During their existence, Milton Keynes City were known as 'the Gladiators' played their home games at the City Ground, Manor Field in Bletchley - a stadium with a 4,000 capacity. Colours were tangerine and black. Under their original identity the team twice reached the 4th Qualifying round of the FA Cup in the mid-sixties.

Second former incarnation (1998–2003)[edit]

The second version only existed for a few seasons from the late 1990s, playing in the Spartan South Midlands League Premier Division. The 1990s club began as a Sunday league football club known as Mercedes-Benz Football Club,[6] after the factory where many of the players worked. Mercedes-Benz changed their name to Milton Keynes City in 1998, and moved into Wolverton Park, which had been the home of Wolverton A.F.C. until their demise six years earlier. As with Bletchley in the 1970s, City's directors believed that they could build their club up to be accepted as representing Milton Keynes as a whole, but a severe lack of local interest in this plan meant that they never achieved it. Following the resignation of the directors in June 2003,[7] the team folded in July, unable to secure the investment needed to continue. The club's chairman, Bob Flight, cited both a lack of any local football interest in the area and "the confused situation" surrounding Wimbledon F.C.'s proposed move to the town,[8] which happened two months later. (Wimbledon were renamed Milton Keynes Dons the following year, in July 2004).[9]

Current incarnation (2005 onwards)[edit]

The former Milton Keynes City Youth FC, an amateur youth football club, renamed itself as Milton Keynes City FC in 2005 and is amongst the larger youth teams in the locality.[10]

See also[edit]

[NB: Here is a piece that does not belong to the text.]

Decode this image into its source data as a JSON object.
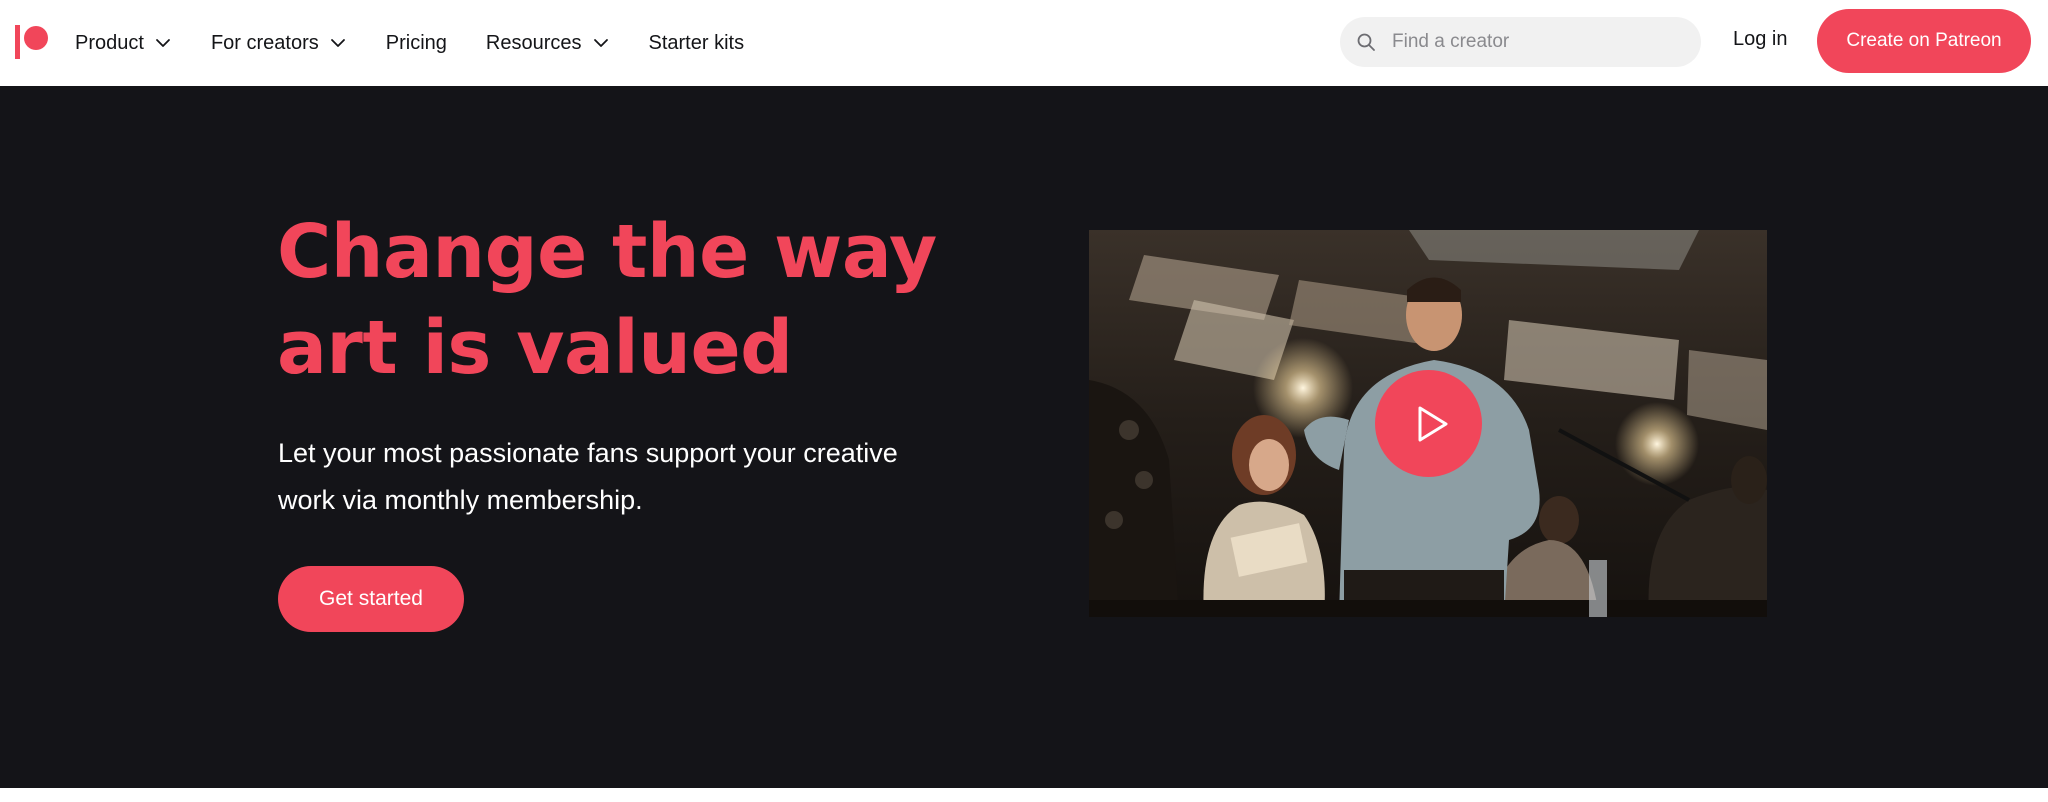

  1. ^ a b c Rundle, Richard. "Football Club History Database – Milton Keynes City". Football Club History Database. Retrieved 20 April 2012. 
  2. ^ a b Rundle, Richard. "Football Club History Database – Bletchley Town". Football Club History Database. Retrieved 20 April 2012. 
  3. ^ "Milton Keynes City Fixtures & Results 1979/80". Aylesbury United F.C. Retrieved 20 April 2012. 
  4. ^ Noades, Ron (1 April 2001). "I looked at MK in the 70's". London: BBC. Retrieved 20 April 2012. 
  5. ^ Crabtree, Stephen (April 1996). The Dons in the League 1977–1982. Buckingham: Sporting and Leisure Press. pp. 102–105. ISBN 0-86023-558-0. 
  6. ^ Rundle, Richard. "Football Club History Database – Mercedes Benz". Football Club History Database. Retrieved 20 April 2012. 
  7. ^ "City left fighting for their survival". Milton Keynes Citizen (Bletchley: Johnston Press). 5 June 2003. Retrieved 20 April 2012. 
  8. ^ "City club on the brink of folding". Milton Keynes Citizen (Bletchley: Johnston Press). 3 July 2003. Retrieved 20 April 2012. 
  9. ^ "Wimbledon become MK Dons FC". The Guardian (London: Guardian News and Media). 21 June 2004. Retrieved 20 April 2012. 
  10. ^ Milton Keynes City FC